You're wrong. flock does NOT use its own advisory locking. If flock implemented some kind of advisory locking, Windows's type command would know nothing of it, yet it can't read a file locked using flock.
use Fcntl qw( :flock );
open(my $fh, '>', 'file')
or die("Unable to open file: $!\n");
print $fh ("ok\n");
print("type without lock:\n");
or die("Unable to lock file: $!\n");
print("type with lock:\n");
It seems the point is that flock is documented to have behavior that varies between platforms. If flock is documented as always providing advisory locking, then I think that is a documentation bug (it reads to me that it certain may provide only advisory locking, but I didn't find a clear statement that manditory locking isn't the result on some platforms -- it quickly points to perlport, in fact).
So, if flock is documented to behave differently on different platforms, then writing code that depends on flock being advisory is not portable (which it obviously isn't, in practice).
It looks to me like you missed the point. And I don't see where any technical point was "just refuted" when it could have just been checked by Moron.
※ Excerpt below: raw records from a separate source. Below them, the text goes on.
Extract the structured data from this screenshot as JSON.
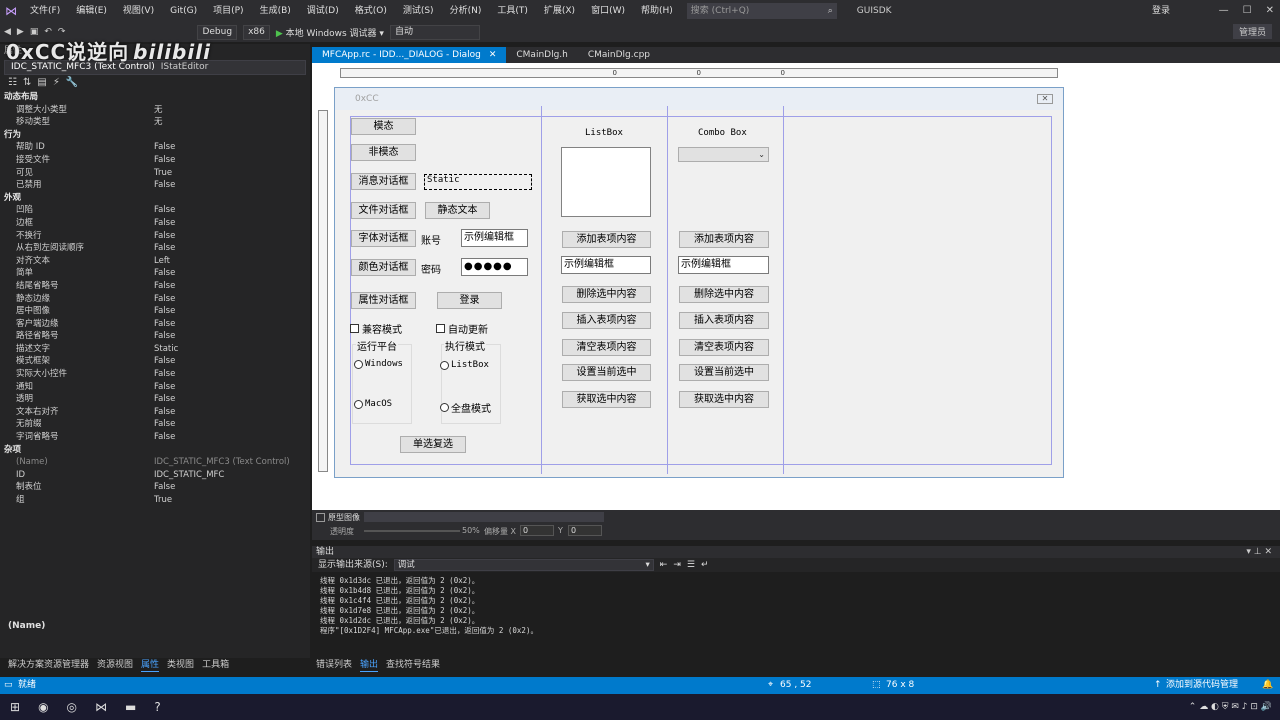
{
  "menubar": {
    "items": [
      "文件(F)",
      "编辑(E)",
      "视图(V)",
      "Git(G)",
      "项目(P)",
      "生成(B)",
      "调试(D)",
      "格式(O)",
      "测试(S)",
      "分析(N)",
      "工具(T)",
      "扩展(X)",
      "窗口(W)",
      "帮助(H)"
    ],
    "search_placeholder": "搜索 (Ctrl+Q)",
    "app_name": "GUISDK",
    "login": "登录",
    "feedback": "管理员"
  },
  "toolbar": {
    "config": "Debug",
    "platform": "x86",
    "run_label": "本地 Windows 调试器",
    "auto": "自动"
  },
  "watermark": {
    "text": "0xCC说逆向",
    "bili": "bilibili"
  },
  "properties": {
    "title": "属性",
    "object": "IDC_STATIC_MFC3 (Text Control)",
    "editor": "IStatEditor",
    "rows": [
      {
        "k": "动态布局",
        "v": "",
        "cat": true
      },
      {
        "k": "调整大小类型",
        "v": "无"
      },
      {
        "k": "移动类型",
        "v": "无"
      },
      {
        "k": "行为",
        "v": "",
        "cat": true
      },
      {
        "k": "帮助 ID",
        "v": "False"
      },
      {
        "k": "接受文件",
        "v": "False"
      },
      {
        "k": "可见",
        "v": "True"
      },
      {
        "k": "已禁用",
        "v": "False"
      },
      {
        "k": "外观",
        "v": "",
        "cat": true
      },
      {
        "k": "凹陷",
        "v": "False"
      },
      {
        "k": "边框",
        "v": "False"
      },
      {
        "k": "不换行",
        "v": "False"
      },
      {
        "k": "从右到左阅读顺序",
        "v": "False"
      },
      {
        "k": "对齐文本",
        "v": "Left"
      },
      {
        "k": "简单",
        "v": "False"
      },
      {
        "k": "结尾省略号",
        "v": "False"
      },
      {
        "k": "静态边缘",
        "v": "False"
      },
      {
        "k": "居中图像",
        "v": "False"
      },
      {
        "k": "客户端边缘",
        "v": "False"
      },
      {
        "k": "路径省略号",
        "v": "False"
      },
      {
        "k": "描述文字",
        "v": "Static"
      },
      {
        "k": "模式框架",
        "v": "False"
      },
      {
        "k": "实际大小控件",
        "v": "False"
      },
      {
        "k": "通知",
        "v": "False"
      },
      {
        "k": "透明",
        "v": "False"
      },
      {
        "k": "文本右对齐",
        "v": "False"
      },
      {
        "k": "无前缀",
        "v": "False"
      },
      {
        "k": "字词省略号",
        "v": "False"
      },
      {
        "k": "杂项",
        "v": "",
        "cat": true
      },
      {
        "k": "(Name)",
        "v": "IDC_STATIC_MFC3 (Text Control)",
        "dim": true
      },
      {
        "k": "ID",
        "v": "IDC_STATIC_MFC"
      },
      {
        "k": "制表位",
        "v": "False"
      },
      {
        "k": "组",
        "v": "True"
      }
    ],
    "description": "(Name)"
  },
  "left_bottom_tabs": [
    "解决方案资源管理器",
    "资源视图",
    "属性",
    "类视图",
    "工具箱"
  ],
  "doc_tabs": [
    "MFCApp.rc - IDD..._DIALOG - Dialog",
    "CMainDlg.h",
    "CMainDlg.cpp"
  ],
  "ruler_marks": [
    "0",
    "0",
    "0"
  ],
  "dialog": {
    "caption": "0xCC",
    "close": "✕",
    "btn_modal": "模态",
    "btn_modeless": "非模态",
    "btn_msgbox": "消息对话框",
    "static_text": "Static",
    "btn_file": "文件对话框",
    "btn_static": "静态文本",
    "btn_font": "字体对话框",
    "lbl_account": "账号",
    "edit_account": "示例编辑框",
    "btn_color": "颜色对话框",
    "lbl_password": "密码",
    "edit_password": "●●●●●",
    "btn_propsheet": "属性对话框",
    "btn_login": "登录",
    "chk_compat": "兼容模式",
    "chk_autoupdate": "自动更新",
    "grp_platform": "运行平台",
    "grp_mode": "执行模式",
    "radio_windows": "Windows",
    "radio_listbox": "ListBox",
    "radio_macos": "MacOS",
    "radio_fulldisk": "全盘模式",
    "btn_radio_check": "单选复选",
    "listbox_label": "ListBox",
    "combo_label": "Combo Box",
    "lb_add": "添加表项内容",
    "lb_edit": "示例编辑框",
    "lb_delete": "删除选中内容",
    "lb_insert": "插入表项内容",
    "lb_clear": "清空表项内容",
    "lb_setsel": "设置当前选中",
    "lb_getsel": "获取选中内容",
    "cb_add": "添加表项内容",
    "cb_edit": "示例编辑框",
    "cb_delete": "删除选中内容",
    "cb_insert": "插入表项内容",
    "cb_clear": "清空表项内容",
    "cb_setsel": "设置当前选中",
    "cb_getsel": "获取选中内容"
  },
  "protobar": {
    "label": "原型图像",
    "opacity": "透明度",
    "pct": "50%",
    "offset": "偏移量 X",
    "x": "0",
    "y_label": "Y",
    "y": "0"
  },
  "output": {
    "title": "输出",
    "source_label": "显示输出来源(S):",
    "source": "调试",
    "lines": [
      "线程 0x1d3dc 已退出，返回值为 2 (0x2)。",
      "线程 0x1b4d8 已退出，返回值为 2 (0x2)。",
      "线程 0x1c4f4 已退出，返回值为 2 (0x2)。",
      "线程 0x1d7e8 已退出，返回值为 2 (0x2)。",
      "线程 0x1d2dc 已退出，返回值为 2 (0x2)。",
      "程序\"[0x1D2F4] MFCApp.exe\"已退出，返回值为 2 (0x2)。"
    ]
  },
  "output_tabs": [
    "错误列表",
    "输出",
    "查找符号结果"
  ],
  "status": {
    "ready": "就绪",
    "pos": "65 , 52",
    "size": "76 x 8",
    "source_control": "添加到源代码管理"
  }
}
But I certainly could be missing something.
And I don't see where any technical point was "just refuted" when it could have just been checked by Moron.
I was pointing out the root cause of the problem was that Windows usedmandatory locking. To this, he replied advisory locking was being used.
It looks to me like you missed the point.
I had no comment to make on whether flock should or shouldn't be used. I'm not sure I'd call that missing the point. I was explaining the root cause of the problem in response to someone claiming it was caused by DATA behaving differently on Windows and unix. (It doesn't.)